In below example we are installing nginx chart from bitnami repository, rest of the parameters like namespace and kubeconfig are similar as of kubectl command

~$ helm install my-nginx bitnami/nginx -n nginx --create-namespace
NAME: my-nginx
LAST DEPLOYED: Thu Oct 19 18:27:12 2023
STATUS: deployed

helm install command

helm upgrade

This command is used to update an existing release that has been previously installed in a Kubernetes cluster using Helm.

~$ helm upgrade my-nginx bitnami/nginx -n nginx --create-namespace
Release "my-nginx" has been upgraded. Happy Helming!
NAME: my-nginx
LAST DEPLOYED: Thu Oct 19 18:28:37 2023
STATUS: deployed

helm upgrade

helm list

You can view a comprehensive list of all installed releases by using the helm list command within a specific namespace. Alternatively, you can use the -A flag to display all releases across the entire cluster.

~$ helm list -n nginx
NAME    	NAMESPACE	REVISION	UPDATED                                	STATUS  	CHART       	APP VERSION
my-nginx	nginx    	2       	2023-10-19 18:28:37.449563855 +0000 UTC	deployed	nginx-15.3.4	1.25.2

helm rollback

Reverting changes in a release with a specified revision number is possible since a new revision is generated with every upgrade. In the previous example, after upgrading the my-nginx release, the revision was incremented to version 2.

You can utilize the helm rollback command to roll back to a previous release using the following command: helm rollback <release> <revision>. It's important to note that even the rollback command will generate a new revision for the release.

~$ helm rollback my-nginx 1 -n nginx --kubeconfig ~/.kube/dev_admin
Rollback was a success! Happy Helming!

~$ helm list -n nginx
NAME    	NAMESPACE	REVISION	UPDATED                                	STATUS  	CHART       	APP VERSION
my-nginx	nginx    	3       	2023-10-19 18:29:55.990495354 +0000 UTC	deployed	nginx-15.3.4	1.25.2

helm uninstall

To remove an existing release from a specific namespace or the entire cluster, you can employ the helm uninstall command. This command effectively removes all components installed as part of the release.

~$ helm uninstall my-nginx -n nginx
release "my-nginx" uninstalled

helm create

Creating Helm charts is essential in DevOps for application deployments. The helm create command simplifies this process by generating the chart structure, including templates and a values.yaml file that you can tailor to your application's specific requirements.

helm create my-chart

Once you've created your Helm chart, the next step is to make adjustments to the Chart.yaml file to configure chart details to accurately represent your application.

helm lint

When developing a chart, it's essential to validate its integrity, and this can be done using the helm lint command. This command specifically checks for template syntax and ensures the chart is structured correctly. You can use it as follows:
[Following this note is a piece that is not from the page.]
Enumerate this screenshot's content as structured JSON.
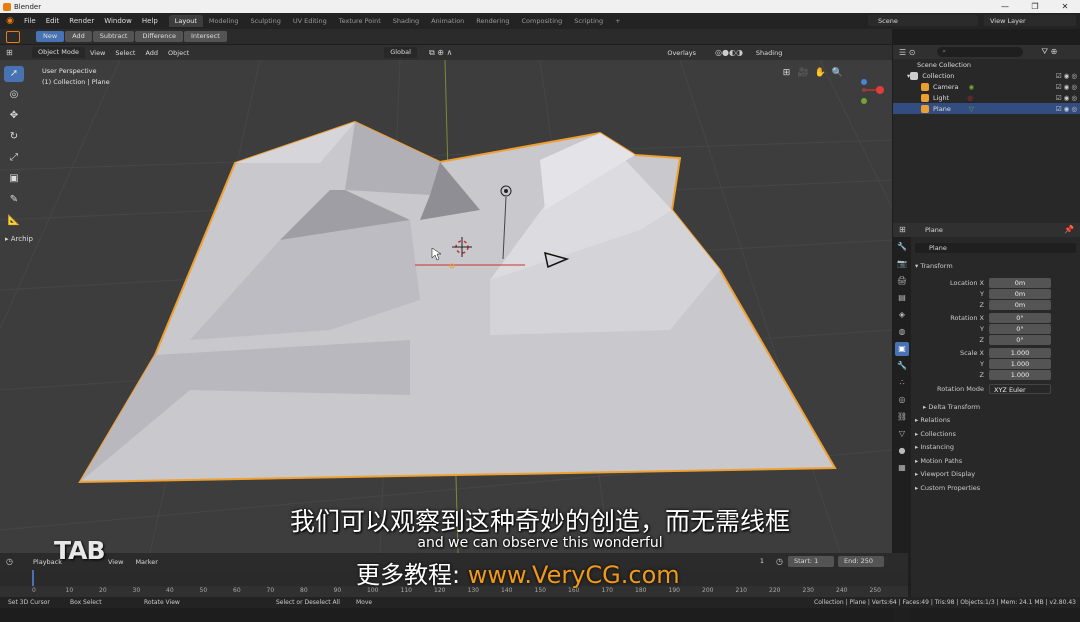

helm lint <chart-directory>


In conclusion, Helm commands are indispensable for DevOps engineers navigating Kubernetes deployments. They provide the flexibility, efficiency, and precision needed to manage the Kubernetes environment. Mastering these commands empowers you to seamlessly orchestrate complex applications, ensuring the success of your projects.